Each entry must be output exactly as it appears.

> **DATA FOR THIS EXERCISE**:

====

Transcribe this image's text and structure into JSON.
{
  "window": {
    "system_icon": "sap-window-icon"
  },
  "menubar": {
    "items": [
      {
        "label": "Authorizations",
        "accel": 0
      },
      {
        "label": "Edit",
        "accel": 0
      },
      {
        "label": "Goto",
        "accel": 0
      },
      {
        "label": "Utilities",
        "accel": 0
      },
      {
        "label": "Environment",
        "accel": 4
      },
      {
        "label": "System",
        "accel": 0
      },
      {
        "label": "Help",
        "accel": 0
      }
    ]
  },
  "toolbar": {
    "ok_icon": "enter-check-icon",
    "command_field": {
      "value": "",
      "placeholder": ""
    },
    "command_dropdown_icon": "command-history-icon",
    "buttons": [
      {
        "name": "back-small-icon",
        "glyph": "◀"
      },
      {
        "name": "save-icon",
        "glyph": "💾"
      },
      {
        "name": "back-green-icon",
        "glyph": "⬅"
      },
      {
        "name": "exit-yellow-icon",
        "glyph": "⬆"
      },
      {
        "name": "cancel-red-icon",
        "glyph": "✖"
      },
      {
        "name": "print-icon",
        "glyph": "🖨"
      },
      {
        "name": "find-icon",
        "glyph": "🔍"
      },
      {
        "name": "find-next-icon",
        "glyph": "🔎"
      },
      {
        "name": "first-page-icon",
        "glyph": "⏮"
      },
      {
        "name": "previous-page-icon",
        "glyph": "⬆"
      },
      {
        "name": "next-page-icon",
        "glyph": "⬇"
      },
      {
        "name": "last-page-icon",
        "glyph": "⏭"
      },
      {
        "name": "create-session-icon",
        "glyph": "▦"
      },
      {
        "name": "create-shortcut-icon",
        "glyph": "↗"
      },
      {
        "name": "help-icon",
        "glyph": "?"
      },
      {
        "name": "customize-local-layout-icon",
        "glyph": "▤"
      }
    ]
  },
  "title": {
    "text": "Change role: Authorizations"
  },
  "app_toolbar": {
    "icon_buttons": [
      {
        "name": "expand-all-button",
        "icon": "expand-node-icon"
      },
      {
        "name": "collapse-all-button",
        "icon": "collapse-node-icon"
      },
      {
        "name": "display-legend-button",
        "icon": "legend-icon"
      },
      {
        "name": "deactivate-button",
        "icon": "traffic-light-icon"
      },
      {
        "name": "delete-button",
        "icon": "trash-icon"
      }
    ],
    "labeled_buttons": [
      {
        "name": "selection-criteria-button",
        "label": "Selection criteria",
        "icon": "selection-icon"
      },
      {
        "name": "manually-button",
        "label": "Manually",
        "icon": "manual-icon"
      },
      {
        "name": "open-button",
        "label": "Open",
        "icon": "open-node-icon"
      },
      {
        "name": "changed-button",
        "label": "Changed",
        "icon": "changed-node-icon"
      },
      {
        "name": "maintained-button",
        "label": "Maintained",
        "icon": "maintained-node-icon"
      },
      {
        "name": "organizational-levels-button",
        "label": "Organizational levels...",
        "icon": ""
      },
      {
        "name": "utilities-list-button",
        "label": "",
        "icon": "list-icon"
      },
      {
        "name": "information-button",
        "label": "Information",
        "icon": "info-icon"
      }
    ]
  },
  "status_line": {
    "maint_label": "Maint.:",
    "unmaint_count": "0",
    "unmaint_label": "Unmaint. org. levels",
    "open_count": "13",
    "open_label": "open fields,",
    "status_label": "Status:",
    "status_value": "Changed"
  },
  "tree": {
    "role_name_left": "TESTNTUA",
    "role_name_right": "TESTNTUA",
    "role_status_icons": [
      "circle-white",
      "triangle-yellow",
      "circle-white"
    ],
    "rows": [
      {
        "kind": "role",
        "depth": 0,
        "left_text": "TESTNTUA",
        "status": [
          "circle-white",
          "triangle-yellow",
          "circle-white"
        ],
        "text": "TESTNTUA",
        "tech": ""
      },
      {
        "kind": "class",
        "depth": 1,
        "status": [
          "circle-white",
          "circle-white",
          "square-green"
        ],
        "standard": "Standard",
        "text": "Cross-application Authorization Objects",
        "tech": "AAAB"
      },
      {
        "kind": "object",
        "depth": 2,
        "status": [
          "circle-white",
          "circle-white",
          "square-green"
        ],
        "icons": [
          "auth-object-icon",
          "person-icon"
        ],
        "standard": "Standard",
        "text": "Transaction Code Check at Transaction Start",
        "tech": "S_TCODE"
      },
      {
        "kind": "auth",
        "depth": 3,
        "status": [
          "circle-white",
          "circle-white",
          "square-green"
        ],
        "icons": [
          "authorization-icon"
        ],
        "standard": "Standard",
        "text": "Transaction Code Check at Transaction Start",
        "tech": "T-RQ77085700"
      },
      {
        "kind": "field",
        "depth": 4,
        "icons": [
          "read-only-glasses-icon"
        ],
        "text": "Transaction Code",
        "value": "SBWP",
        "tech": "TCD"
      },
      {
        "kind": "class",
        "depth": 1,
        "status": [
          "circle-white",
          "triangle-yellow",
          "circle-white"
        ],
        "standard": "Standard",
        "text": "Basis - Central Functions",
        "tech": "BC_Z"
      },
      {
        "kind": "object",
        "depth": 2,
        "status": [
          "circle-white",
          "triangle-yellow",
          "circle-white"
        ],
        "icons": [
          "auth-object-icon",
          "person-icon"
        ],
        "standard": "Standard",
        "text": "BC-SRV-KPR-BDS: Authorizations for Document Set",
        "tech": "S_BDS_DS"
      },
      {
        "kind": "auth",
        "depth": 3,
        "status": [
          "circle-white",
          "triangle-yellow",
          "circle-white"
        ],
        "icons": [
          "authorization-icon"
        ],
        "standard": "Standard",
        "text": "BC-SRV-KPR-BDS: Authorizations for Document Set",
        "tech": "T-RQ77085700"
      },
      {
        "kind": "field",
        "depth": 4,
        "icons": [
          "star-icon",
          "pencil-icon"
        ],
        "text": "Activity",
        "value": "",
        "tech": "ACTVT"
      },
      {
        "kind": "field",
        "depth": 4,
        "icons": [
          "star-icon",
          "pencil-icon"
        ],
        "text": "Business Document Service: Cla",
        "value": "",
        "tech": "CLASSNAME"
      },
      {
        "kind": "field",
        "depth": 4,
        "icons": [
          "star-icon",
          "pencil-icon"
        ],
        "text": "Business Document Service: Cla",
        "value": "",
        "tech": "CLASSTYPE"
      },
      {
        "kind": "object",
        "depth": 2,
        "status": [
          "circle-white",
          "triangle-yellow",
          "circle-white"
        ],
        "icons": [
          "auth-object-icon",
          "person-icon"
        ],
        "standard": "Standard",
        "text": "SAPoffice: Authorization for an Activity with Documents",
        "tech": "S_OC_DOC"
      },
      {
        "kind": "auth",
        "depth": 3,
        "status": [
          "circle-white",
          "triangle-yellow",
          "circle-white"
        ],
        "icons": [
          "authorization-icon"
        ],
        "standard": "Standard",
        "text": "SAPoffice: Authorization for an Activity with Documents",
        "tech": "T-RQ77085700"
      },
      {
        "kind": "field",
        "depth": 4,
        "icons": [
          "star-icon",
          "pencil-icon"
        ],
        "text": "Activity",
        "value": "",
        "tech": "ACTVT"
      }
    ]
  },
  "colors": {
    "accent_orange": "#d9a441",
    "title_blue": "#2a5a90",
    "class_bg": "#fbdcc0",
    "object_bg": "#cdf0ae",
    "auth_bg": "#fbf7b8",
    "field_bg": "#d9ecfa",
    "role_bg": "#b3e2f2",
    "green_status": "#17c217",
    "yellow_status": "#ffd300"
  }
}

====

> **THE ANSWER**:
Transcribe this image's text and structure into JSON.
{
  "window": {
    "system_icon": "sap-window-icon"
  },
  "menubar": {
    "items": [
      {
        "label": "Authorizations",
        "accel": 0
      },
      {
        "label": "Edit",
        "accel": 0
      },
      {
        "label": "Goto",
        "accel": 0
      },
      {
        "label": "Utilities",
        "accel": 0
      },
      {
        "label": "Environment",
        "accel": 4
      },
      {
        "label": "System",
        "accel": 0
      },
      {
        "label": "Help",
        "accel": 0
      }
    ]
  },
  "toolbar": {
    "ok_icon": "enter-check-icon",
    "command_field": {
      "value": "",
      "placeholder": ""
    },
    "command_dropdown_icon": "command-history-icon",
    "buttons": [
      {
        "name": "back-small-icon",
        "glyph": "◀"
      },
      {
        "name": "save-icon",
        "glyph": "💾"
      },
      {
        "name": "back-green-icon",
        "glyph": "⬅"
      },
      {
        "name": "exit-yellow-icon",
        "glyph": "⬆"
      },
      {
        "name": "cancel-red-icon",
        "glyph": "✖"
      },
      {
        "name": "print-icon",
        "glyph": "🖨"
      },
      {
        "name": "find-icon",
        "glyph": "🔍"
      },
      {
        "name": "find-next-icon",
        "glyph": "🔎"
      },
      {
        "name": "first-page-icon",
        "glyph": "⏮"
      },
      {
        "name": "previous-page-icon",
        "glyph": "⬆"
      },
      {
        "name": "next-page-icon",
        "glyph": "⬇"
      },
      {
        "name": "last-page-icon",
        "glyph": "⏭"
      },
      {
        "name": "create-session-icon",
        "glyph": "▦"
      },
      {
        "name": "create-shortcut-icon",
        "glyph": "↗"
      },
      {
        "name": "help-icon",
        "glyph": "?"
      },
      {
        "name": "customize-local-layout-icon",
        "glyph": "▤"
      }
    ]
  },
  "title": {
    "text": "Change role: Authorizations"
  },
  "app_toolbar": {
    "icon_buttons": [
      {
        "name": "expand-all-button",
        "icon": "expand-node-icon"
      },
      {
        "name": "collapse-all-button",
        "icon": "collapse-node-icon"
      },
      {
        "name": "display-legend-button",
        "icon": "legend-icon"
      },
      {
        "name": "deactivate-button",
        "icon": "traffic-light-icon"
      },
      {
        "name": "delete-button",
        "icon": "trash-icon"
      }
    ],
    "labeled_buttons": [
      {
        "name": "selection-criteria-button",
        "label": "Selection criteria",
        "icon": "selection-icon"
      },
      {
        "name": "manually-button",
        "label": "Manually",
        "icon": "manual-icon"
      },
      {
        "name": "open-button",
        "label": "Open",
        "icon": "open-node-icon"
      },
      {
        "name": "changed-button",
        "label": "Changed",
        "icon": "changed-node-icon"
      },
      {
        "name": "maintained-button",
        "label": "Maintained",
        "icon": "maintained-node-icon"
      },
      {
        "name": "organizational-levels-button",
        "label": "Organizational levels...",
        "icon": ""
      },
      {
        "name": "utilities-list-button",
        "label": "",
        "icon": "list-icon"
      },
      {
        "name": "information-button",
        "label": "Information",
        "icon": "info-icon"
      }
    ]
  },
  "status_line": {
    "maint_label": "Maint.:",
    "unmaint_count": "0",
    "unmaint_label": "Unmaint. org. levels",
    "open_count": "13",
    "open_label": "open fields,",
    "status_label": "Status:",
    "status_value": "Changed"
  },
  "tree": {
    "role_name_left": "TESTNTUA",
    "role_name_right": "TESTNTUA",
    "role_status_icons": [
      "circle-white",
      "triangle-yellow",
      "circle-white"
    ],
    "rows": [
      {
        "kind": "role",
        "depth": 0,
        "left_text": "TESTNTUA",
        "status": [
          "circle-white",
          "triangle-yellow",
          "circle-white"
        ],
        "text": "TESTNTUA",
        "tech": ""
      },
      {
        "kind": "class",
        "depth": 1,
        "status": [
          "circle-white",
          "circle-white",
          "square-green"
        ],
        "standard": "Standard",
        "text": "Cross-application Authorization Objects",
        "tech": "AAAB"
      },
      {
        "kind": "object",
        "depth": 2,
        "status": [
          "circle-white",
          "circle-white",
          "square-green"
        ],
        "icons": [
          "auth-object-icon",
          "person-icon"
        ],
        "standard": "Standard",
        "text": "Transaction Code Check at Transaction Start",
        "tech": "S_TCODE"
      },
      {
        "kind": "auth",
        "depth": 3,
        "status": [
          "circle-white",
          "circle-white",
          "square-green"
        ],
        "icons": [
          "authorization-icon"
        ],
        "standard": "Standard",
        "text": "Transaction Code Check at Transaction Start",
        "tech": "T-RQ77085700"
      },
      {
        "kind": "field",
        "depth": 4,
        "icons": [
          "read-only-glasses-icon"
        ],
        "text": "Transaction Code",
        "value": "SBWP",
        "tech": "TCD"
      },
      {
        "kind": "class",
        "depth": 1,
        "status": [
          "circle-white",
          "triangle-yellow",
          "circle-white"
        ],
        "standard": "Standard",
        "text": "Basis - Central Functions",
        "tech": "BC_Z"
      },
      {
        "kind": "object",
        "depth": 2,
        "status": [
          "circle-white",
          "triangle-yellow",
          "circle-white"
        ],
        "icons": [
          "auth-object-icon",
          "person-icon"
        ],
        "standard": "Standard",
        "text": "BC-SRV-KPR-BDS: Authorizations for Document Set",
        "tech": "S_BDS_DS"
      },
      {
        "kind": "auth",
        "depth": 3,
        "status": [
          "circle-white",
          "triangle-yellow",
          "circle-white"
        ],
        "icons": [
          "authorization-icon"
        ],
        "standard": "Standard",
        "text": "BC-SRV-KPR-BDS: Authorizations for Document Set",
        "tech": "T-RQ77085700"
      },
      {
        "kind": "field",
        "depth": 4,
        "icons": [
          "star-icon",
          "pencil-icon"
        ],
        "text": "Activity",
        "value": "",
        "tech": "ACTVT"
      },
      {
        "kind": "field",
        "depth": 4,
        "icons": [
          "star-icon",
          "pencil-icon"
        ],
        "text": "Business Document Service: Cla",
        "value": "",
        "tech": "CLASSNAME"
      },
      {
        "kind": "field",
        "depth": 4,
        "icons": [
          "star-icon",
          "pencil-icon"
        ],
        "text": "Business Document Service: Cla",
        "value": "",
        "tech": "CLASSTYPE"
      },
      {
        "kind": "object",
        "depth": 2,
        "status": [
          "circle-white",
          "triangle-yellow",
          "circle-white"
        ],
        "icons": [
          "auth-object-icon",
          "person-icon"
        ],
        "standard": "Standard",
        "text": "SAPoffice: Authorization for an Activity with Documents",
        "tech": "S_OC_DOC"
      },
      {
        "kind": "auth",
        "depth": 3,
        "status": [
          "circle-white",
          "triangle-yellow",
          "circle-white"
        ],
        "icons": [
          "authorization-icon"
        ],
        "standard": "Standard",
        "text": "SAPoffice: Authorization for an Activity with Documents",
        "tech": "T-RQ77085700"
      },
      {
        "kind": "field",
        "depth": 4,
        "icons": [
          "star-icon",
          "pencil-icon"
        ],
        "text": "Activity",
        "value": "",
        "tech": "ACTVT"
      }
    ]
  },
  "colors": {
    "accent_orange": "#d9a441",
    "title_blue": "#2a5a90",
    "class_bg": "#fbdcc0",
    "object_bg": "#cdf0ae",
    "auth_bg": "#fbf7b8",
    "field_bg": "#d9ecfa",
    "role_bg": "#b3e2f2",
    "green_status": "#17c217",
    "yellow_status": "#ffd300"
  }
}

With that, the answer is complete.